"Much of what was wrong with Warhol was also wrong with the system at that time. Many artists went PTS to that system or to the SPs who operated it and dictated what was cool and what wasn't cool in art and in lifestyles of artists. I don't think that Warhol went PTS to it. I think he was an SP who figured out how to exploit it. He moved in and took over part of it.
"Re "uptown" and "downtown", uptown is more than just collegiate. Uptown usually means north of Mid-town (but south of Harlem, Spanish Harlem). In other words, Uptown would include the upper east side (stylish, expensive) and the upper west side (some areas stylish, would include Columbia U., upper Broadway). On the West side it would be from about 59th St. to around 125th Street. On the east side, it would be from around 59th St. to around 96th St. But probably Warhol would also have thought of areas on Park and Madison Avenue well south of 59th as "uptown". On the West side, it would include a lot of wealthy areas on Central Park West and Riverside Drive. (Downtown didn't lack its own collegiates. NYU is in the Village, around Washington Square.)

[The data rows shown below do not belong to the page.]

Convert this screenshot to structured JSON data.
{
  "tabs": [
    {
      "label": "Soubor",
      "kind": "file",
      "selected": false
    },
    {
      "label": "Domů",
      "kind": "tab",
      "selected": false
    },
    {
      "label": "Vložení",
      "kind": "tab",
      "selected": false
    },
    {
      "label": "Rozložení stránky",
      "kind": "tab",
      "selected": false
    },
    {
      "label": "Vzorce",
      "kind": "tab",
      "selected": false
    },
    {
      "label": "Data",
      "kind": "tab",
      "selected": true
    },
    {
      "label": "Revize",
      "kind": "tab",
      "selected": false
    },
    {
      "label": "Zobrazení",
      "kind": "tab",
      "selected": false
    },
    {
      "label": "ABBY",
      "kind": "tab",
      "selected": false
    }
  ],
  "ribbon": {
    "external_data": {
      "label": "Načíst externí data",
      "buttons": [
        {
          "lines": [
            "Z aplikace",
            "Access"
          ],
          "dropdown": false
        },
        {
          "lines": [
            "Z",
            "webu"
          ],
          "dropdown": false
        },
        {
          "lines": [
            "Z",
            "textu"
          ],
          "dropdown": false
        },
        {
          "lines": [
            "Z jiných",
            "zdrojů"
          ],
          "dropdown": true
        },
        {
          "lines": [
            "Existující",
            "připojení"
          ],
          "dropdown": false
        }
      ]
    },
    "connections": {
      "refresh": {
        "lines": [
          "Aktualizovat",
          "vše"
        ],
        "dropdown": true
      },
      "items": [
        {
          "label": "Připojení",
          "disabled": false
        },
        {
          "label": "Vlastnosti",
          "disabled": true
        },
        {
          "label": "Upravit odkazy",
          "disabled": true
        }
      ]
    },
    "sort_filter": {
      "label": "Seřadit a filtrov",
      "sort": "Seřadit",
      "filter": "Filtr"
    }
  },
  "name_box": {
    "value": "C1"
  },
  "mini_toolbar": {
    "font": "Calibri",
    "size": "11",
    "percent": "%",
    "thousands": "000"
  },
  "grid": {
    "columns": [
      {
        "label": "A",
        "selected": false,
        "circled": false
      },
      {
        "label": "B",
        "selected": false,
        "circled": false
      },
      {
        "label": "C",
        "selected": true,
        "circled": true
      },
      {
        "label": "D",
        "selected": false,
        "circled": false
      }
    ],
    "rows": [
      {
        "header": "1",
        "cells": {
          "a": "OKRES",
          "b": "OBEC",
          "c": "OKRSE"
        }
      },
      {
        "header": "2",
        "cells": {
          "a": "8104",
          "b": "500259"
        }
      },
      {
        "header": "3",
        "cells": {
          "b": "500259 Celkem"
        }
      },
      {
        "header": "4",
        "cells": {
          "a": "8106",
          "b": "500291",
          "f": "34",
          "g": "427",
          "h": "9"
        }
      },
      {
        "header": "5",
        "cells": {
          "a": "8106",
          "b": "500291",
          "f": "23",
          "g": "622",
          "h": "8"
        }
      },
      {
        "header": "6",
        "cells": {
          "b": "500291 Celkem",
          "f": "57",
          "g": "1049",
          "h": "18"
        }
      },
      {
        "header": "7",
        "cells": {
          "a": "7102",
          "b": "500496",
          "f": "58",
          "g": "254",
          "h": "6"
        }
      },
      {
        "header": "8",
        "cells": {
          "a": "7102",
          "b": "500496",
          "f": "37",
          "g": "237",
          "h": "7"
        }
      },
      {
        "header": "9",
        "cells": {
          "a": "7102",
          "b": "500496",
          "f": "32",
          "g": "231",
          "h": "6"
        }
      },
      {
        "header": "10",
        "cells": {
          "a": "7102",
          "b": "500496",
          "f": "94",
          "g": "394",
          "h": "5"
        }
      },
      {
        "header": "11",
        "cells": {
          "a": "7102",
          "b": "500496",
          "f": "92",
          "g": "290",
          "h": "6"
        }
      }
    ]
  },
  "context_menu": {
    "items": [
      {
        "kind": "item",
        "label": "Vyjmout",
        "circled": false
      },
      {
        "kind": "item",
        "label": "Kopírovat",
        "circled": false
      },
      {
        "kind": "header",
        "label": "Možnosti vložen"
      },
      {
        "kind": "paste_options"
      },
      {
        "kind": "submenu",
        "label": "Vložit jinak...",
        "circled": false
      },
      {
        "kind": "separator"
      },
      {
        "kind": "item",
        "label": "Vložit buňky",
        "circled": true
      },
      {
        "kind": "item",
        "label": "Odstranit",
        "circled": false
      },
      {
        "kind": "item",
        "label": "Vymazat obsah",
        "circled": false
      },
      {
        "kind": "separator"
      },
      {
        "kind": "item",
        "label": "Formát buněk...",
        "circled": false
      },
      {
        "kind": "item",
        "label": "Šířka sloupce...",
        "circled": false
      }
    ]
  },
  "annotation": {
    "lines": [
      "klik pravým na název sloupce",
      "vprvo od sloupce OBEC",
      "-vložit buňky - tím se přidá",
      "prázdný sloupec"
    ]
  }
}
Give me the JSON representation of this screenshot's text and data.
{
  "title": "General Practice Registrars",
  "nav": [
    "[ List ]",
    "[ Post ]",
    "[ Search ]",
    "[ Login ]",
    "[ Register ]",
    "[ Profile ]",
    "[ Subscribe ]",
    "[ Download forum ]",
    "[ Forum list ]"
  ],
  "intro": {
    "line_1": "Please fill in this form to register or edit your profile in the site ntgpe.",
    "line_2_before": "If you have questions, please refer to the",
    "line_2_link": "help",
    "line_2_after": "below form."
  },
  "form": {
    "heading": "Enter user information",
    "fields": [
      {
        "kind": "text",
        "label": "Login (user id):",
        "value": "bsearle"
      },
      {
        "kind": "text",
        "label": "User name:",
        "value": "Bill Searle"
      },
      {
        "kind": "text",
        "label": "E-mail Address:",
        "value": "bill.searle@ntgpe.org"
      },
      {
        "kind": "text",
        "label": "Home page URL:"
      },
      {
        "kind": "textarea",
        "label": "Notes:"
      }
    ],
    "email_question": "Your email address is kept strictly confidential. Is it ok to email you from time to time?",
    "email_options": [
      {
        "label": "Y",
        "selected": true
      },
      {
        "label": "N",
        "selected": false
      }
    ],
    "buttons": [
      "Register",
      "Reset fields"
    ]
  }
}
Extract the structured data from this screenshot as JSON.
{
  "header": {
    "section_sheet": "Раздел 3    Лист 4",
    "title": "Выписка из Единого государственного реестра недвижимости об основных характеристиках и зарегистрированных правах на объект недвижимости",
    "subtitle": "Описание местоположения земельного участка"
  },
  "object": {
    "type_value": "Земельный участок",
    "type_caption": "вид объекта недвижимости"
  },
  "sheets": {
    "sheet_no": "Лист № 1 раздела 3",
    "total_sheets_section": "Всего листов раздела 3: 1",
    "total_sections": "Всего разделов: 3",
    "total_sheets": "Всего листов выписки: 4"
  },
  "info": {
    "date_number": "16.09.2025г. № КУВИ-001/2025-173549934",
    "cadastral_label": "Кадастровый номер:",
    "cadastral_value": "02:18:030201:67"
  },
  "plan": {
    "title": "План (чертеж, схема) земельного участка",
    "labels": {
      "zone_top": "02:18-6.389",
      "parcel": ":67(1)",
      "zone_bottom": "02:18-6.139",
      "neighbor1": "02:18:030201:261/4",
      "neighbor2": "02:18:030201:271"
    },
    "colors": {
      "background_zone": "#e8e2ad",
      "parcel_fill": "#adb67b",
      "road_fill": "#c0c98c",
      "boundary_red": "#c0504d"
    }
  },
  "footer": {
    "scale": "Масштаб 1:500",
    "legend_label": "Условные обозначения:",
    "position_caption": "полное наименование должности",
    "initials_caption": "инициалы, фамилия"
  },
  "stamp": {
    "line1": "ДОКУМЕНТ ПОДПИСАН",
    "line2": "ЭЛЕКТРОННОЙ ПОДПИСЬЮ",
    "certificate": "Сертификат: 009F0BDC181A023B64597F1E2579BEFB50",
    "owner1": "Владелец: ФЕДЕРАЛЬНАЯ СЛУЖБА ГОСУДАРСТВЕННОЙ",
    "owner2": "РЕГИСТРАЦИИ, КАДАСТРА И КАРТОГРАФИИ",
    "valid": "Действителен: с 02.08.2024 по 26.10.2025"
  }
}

"But I think it's a class thing referred to in the poem. There are some pretty seedy areas "up town" (along Amsterdam, for example). But basically the uptown neighborhoods are usually thought of (or were in Warhol's day, anyway) as more prosperous and high-class trendy areas, whereas the Village (and these days SoHo) are thought of as more Bohemian, gay, seedier. (Though there are some very expensive town houses in the West Village.) The art galleries and museums uptown are (or were) thought of as classier, but less bohemian. (There are lots of expensive galleries uptown on Madison Avenue, for example.)
"But the distinctions are superficial. An artist might insist he despised the uptown people and live a life of showy down-town seediness in order to make an impression on the uptown people, some of whom considered seedy bohemian types cool, got a thrill out of "slumming", etc. There were very wealthy society women who got their thrills by being screwed and maybe abused by seedy, trendy artists. There were upper crust social circles where a party wasn't hip if it didn't include some "outrageous" guests. There were artists who were valued all the more by frustrated wives of bankers because the artists were rude to them, unclean, etc. I think Warhol was one of the artist-pets of the Uptown, though the associates in his personal "circle", people he exploited, people who modeled for him and acted in his films and camped out in his place, artists he promoted, etc., were mostly downtown people, often people who had no communication line to the "uptown" people except via Warhol."
The above essay by Dean Blehert is published with his permission. The hyperlink references were added by Pam Blehert.
The following insert is from Pam Blehert:
As a final note, I found an article on the web: "Are Warhol's 15 Minutes UP?" (Business Week online, Oct 2, 2002) in which coloumnist Thane Peterson says:
"...if I were paying millions for a Warhol painting (no danger of that, of course) I'd have a nagging doubt in the back of my mind. Only a hopeless Philistine would even ask, I guess, but was Warhol really such a great painter? The silk-screen technique he used didn't require a lot of skill. And you have to wonder if the celebrities, products, and other pop-culture images he painted will seem compelling 20 or 30 years from now." more...